Defendant's final argument in support of his ineffective assistance of counsel claim is that the "implications of the Paperwork Reduction Act of 1980 were never raised." The Paperwork Reduction Act of 1980 (PRA), 44 U.S.C. Sec. 3501 et seq., prohibits:
[A]ny federal agency from adopting regulations which impose paperwork requirements on the public unless the information is not available to the agency from another source within the Federal Government, and the agency must formulate a plan for tabulating the information in a useful manner. Agencies are also required to minimize the burden on the public to the extent practicable. See 44 U.S.C. Sec. 3507(a)(1) (1982 ed. and Supp. V). In addition, the Act institutes a second layer of review by OMB for new paperwork requirements. After an agency has satisfied itself that an instrument for collecting information--termed an "information collection request"--is needed, the agency must submit the request to OMB for approval. See 44 U.S.C. Sec. 3507(a)(2) (1982 ed., Supp. V). If OMB disapproves the request, the agency may not collect the information.

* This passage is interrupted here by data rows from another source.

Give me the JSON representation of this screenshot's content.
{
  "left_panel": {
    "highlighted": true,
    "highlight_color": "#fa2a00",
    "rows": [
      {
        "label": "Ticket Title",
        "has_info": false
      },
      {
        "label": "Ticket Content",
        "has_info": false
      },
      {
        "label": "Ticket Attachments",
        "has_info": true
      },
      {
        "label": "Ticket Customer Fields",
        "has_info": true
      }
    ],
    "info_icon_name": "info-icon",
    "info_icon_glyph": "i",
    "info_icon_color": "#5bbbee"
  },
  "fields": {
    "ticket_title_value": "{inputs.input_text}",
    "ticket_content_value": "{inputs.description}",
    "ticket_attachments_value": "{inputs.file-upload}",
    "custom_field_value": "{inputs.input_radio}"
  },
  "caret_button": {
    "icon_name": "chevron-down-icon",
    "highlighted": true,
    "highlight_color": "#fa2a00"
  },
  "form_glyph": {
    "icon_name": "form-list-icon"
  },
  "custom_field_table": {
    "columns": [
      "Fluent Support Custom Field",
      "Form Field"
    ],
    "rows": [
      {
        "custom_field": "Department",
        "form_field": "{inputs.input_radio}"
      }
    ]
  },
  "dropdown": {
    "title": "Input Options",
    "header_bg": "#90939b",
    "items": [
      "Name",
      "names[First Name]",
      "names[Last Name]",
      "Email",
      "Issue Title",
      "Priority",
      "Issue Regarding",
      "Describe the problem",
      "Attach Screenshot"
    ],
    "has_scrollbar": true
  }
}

See 44 U.S.C. Sec. 3507(a)(3) (1982 ed.).
Dole v. United Steelworkers of America, --- U.S. ----, 110 S.Ct. 929, 933, 108 L.Ed.2d 23 (1990).
Furthermore, the PRA provides that:
Notwithstanding any other provision of law, no person shall be subject to any penalty for failing to maintain or provide information to any agency if the information collection request involved was made after December 31, 1981, and does not display a current control number assigned by the Director, or fails to state that such request is not subject to this chapter.
44 U.S.C. Sec. 3512. At least one court has reversed a criminal conviction on the basis of section 3512. See United States v. Smith, 866 F.2d 1092 (9th Cir.1989).
Although the defendant constructs an elaborate argument as to why section 3512 should apply to this case, and hence implicate his counsel's alleged ineffectiveness for not raising this issue, we are unable to see how section 3512 is relevant. This section, by its terms, applies only to information requests made after December 31, 1981. The tax years in question here were 1979, 1980, and 1981. Clearly, tax returns for 1979 and 1980 would not be affected by the PRA. As for the 1981 return, it did display the appropriate control number, and the regulations do not need a number because the requirement to file a tax return is mandated by statute, not by regulation. Defendant was not convicted of violating a regulation but of violating a statute which required him to file an income tax return. See 26 U.S.C. Secs. 6012 and 7203. The Paperwork Reduction Act, therefore, does not apply to the statutory requirement, but only to the forms themselves, which contained the appropriate numbers.